__TASK TO CARRY OUT__
Make a verbatim copy of the records; pictures stay out.

[Data about app and page elements]
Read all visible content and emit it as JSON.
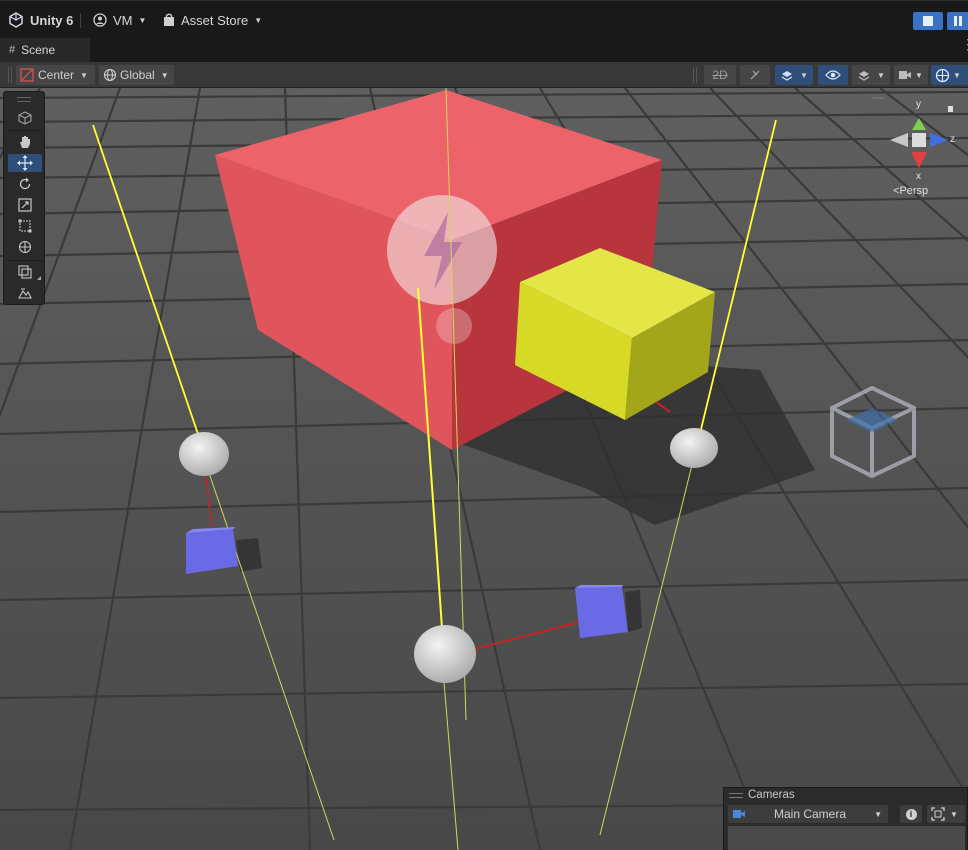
{
  "menubar": {
    "app_title": "Unity 6",
    "account": "VM",
    "asset_store": "Asset Store"
  },
  "scene_tab": {
    "label": "Scene"
  },
  "scene_toolbar": {
    "pivot_mode": "Center",
    "pivot_rotation": "Global"
  },
  "gizmo": {
    "axes": {
      "y": "y",
      "z": "z",
      "x": "x"
    },
    "projection": "Persp"
  },
  "tools": [
    "view-tool",
    "hand-tool",
    "move-tool",
    "rotate-tool",
    "scale-tool",
    "rect-tool",
    "transform-tool",
    "custom-tool",
    "terrain-tool"
  ],
  "cameras_overlay": {
    "title": "Cameras",
    "selected_camera": "Main Camera"
  },
  "colors": {
    "accent": "#3a72c4",
    "red_cube": "#e85a5e",
    "yellow_cube": "#d8dc2c",
    "blue_cube": "#6a6ae6",
    "light_line": "#ffff33"
  }
}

__ANSWER TO THE EXERCISE__
Read all visible content and emit it as JSON.
{
  "menubar": {
    "app_title": "Unity 6",
    "account": "VM",
    "asset_store": "Asset Store"
  },
  "scene_tab": {
    "label": "Scene"
  },
  "scene_toolbar": {
    "pivot_mode": "Center",
    "pivot_rotation": "Global"
  },
  "gizmo": {
    "axes": {
      "y": "y",
      "z": "z",
      "x": "x"
    },
    "projection": "Persp"
  },
  "tools": [
    "view-tool",
    "hand-tool",
    "move-tool",
    "rotate-tool",
    "scale-tool",
    "rect-tool",
    "transform-tool",
    "custom-tool",
    "terrain-tool"
  ],
  "cameras_overlay": {
    "title": "Cameras",
    "selected_camera": "Main Camera"
  },
  "colors": {
    "accent": "#3a72c4",
    "red_cube": "#e85a5e",
    "yellow_cube": "#d8dc2c",
    "blue_cube": "#6a6ae6",
    "light_line": "#ffff33"
  }
}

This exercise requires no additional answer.